» WORK TO COMPLETE
Within this material, how many lines have the string "Pengajuan" in them? The answer is a number, with nothing added.

» DATASET RECORDS
---

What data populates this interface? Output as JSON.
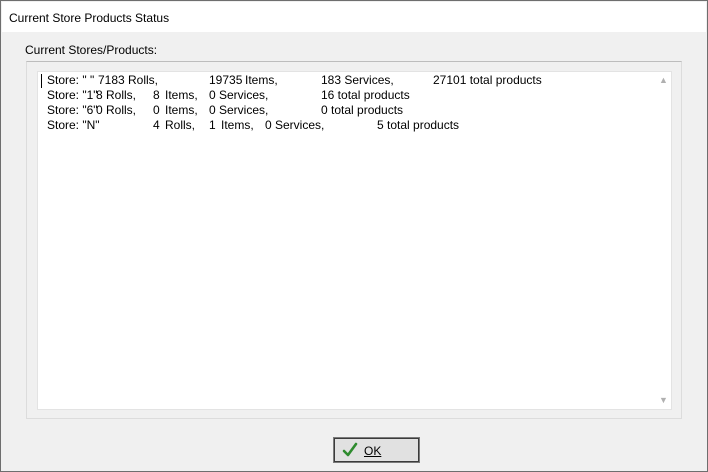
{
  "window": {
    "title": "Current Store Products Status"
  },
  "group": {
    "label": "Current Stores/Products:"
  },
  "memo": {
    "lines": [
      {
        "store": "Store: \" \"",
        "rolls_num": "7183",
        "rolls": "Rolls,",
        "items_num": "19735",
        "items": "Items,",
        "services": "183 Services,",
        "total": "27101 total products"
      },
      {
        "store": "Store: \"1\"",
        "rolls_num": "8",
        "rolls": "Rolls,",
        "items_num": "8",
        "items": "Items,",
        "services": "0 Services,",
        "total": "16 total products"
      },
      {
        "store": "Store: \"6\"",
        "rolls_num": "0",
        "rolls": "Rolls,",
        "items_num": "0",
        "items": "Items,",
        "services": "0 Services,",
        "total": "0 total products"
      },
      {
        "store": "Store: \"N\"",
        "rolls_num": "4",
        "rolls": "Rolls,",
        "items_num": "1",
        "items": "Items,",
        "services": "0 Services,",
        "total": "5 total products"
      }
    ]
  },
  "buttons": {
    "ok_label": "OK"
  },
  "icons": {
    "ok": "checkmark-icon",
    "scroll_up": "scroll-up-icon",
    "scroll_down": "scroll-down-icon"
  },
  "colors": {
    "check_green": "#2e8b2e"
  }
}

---

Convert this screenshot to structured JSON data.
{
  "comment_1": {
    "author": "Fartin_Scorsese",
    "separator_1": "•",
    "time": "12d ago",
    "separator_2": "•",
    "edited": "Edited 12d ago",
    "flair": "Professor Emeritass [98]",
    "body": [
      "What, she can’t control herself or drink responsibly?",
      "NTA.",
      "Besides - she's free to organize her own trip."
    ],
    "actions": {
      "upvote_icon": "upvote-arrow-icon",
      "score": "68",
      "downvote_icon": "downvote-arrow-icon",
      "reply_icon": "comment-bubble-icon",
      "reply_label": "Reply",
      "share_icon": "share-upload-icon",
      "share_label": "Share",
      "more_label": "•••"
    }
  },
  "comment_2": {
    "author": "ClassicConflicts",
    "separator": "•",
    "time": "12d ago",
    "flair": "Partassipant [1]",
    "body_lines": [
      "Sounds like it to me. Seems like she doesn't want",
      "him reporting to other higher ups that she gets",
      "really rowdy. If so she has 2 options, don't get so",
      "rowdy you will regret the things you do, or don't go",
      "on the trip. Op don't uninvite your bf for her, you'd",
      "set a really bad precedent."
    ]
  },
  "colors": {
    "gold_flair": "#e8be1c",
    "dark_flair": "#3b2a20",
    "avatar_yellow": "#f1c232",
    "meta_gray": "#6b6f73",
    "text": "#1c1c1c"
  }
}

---

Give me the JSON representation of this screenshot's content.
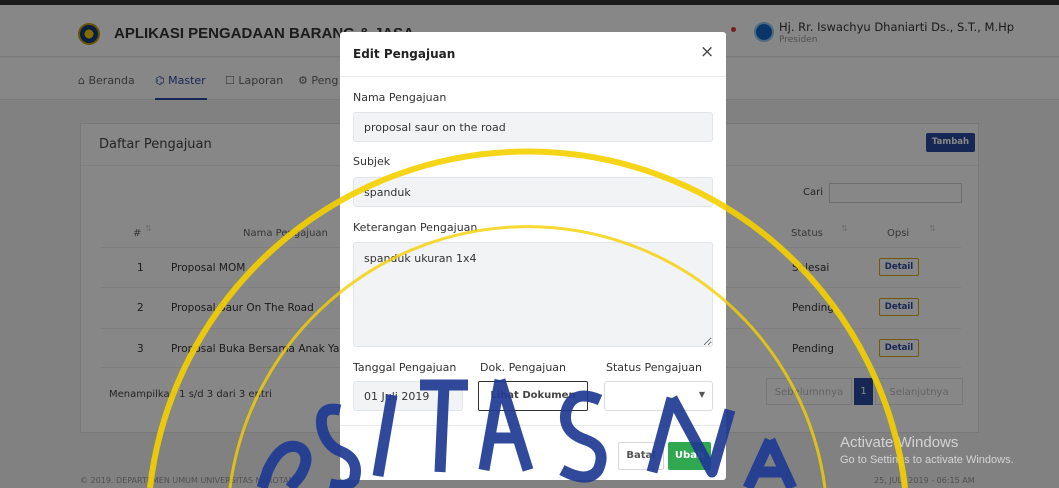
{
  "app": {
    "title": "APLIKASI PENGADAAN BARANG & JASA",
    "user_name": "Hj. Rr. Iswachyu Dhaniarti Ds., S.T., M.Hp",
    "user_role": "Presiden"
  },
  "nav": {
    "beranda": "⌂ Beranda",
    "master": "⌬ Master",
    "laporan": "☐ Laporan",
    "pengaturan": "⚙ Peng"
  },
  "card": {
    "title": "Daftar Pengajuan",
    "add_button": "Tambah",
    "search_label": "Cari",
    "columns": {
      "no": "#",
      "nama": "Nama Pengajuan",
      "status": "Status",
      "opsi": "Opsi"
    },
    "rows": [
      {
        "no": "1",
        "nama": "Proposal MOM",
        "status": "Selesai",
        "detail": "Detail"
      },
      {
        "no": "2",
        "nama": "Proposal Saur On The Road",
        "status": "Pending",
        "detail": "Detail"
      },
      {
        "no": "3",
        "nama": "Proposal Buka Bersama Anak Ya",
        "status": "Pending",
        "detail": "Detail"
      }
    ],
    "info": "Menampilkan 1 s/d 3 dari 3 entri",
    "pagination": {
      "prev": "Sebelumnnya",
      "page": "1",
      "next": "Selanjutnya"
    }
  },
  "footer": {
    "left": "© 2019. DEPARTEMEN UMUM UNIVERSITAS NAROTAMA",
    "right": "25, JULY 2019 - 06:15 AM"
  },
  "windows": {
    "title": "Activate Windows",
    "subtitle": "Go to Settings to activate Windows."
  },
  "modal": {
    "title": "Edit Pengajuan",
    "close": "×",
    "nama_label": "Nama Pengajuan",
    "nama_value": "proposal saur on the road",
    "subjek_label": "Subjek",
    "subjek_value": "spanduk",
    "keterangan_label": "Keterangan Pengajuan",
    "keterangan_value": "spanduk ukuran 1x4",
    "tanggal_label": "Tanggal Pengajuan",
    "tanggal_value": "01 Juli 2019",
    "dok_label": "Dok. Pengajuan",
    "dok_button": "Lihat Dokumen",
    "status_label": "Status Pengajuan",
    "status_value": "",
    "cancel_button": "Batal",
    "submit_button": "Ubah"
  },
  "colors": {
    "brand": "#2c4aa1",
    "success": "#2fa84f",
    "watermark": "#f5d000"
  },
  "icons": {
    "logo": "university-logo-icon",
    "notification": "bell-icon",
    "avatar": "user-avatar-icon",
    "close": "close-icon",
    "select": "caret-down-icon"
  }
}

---

» THE ANSWER
8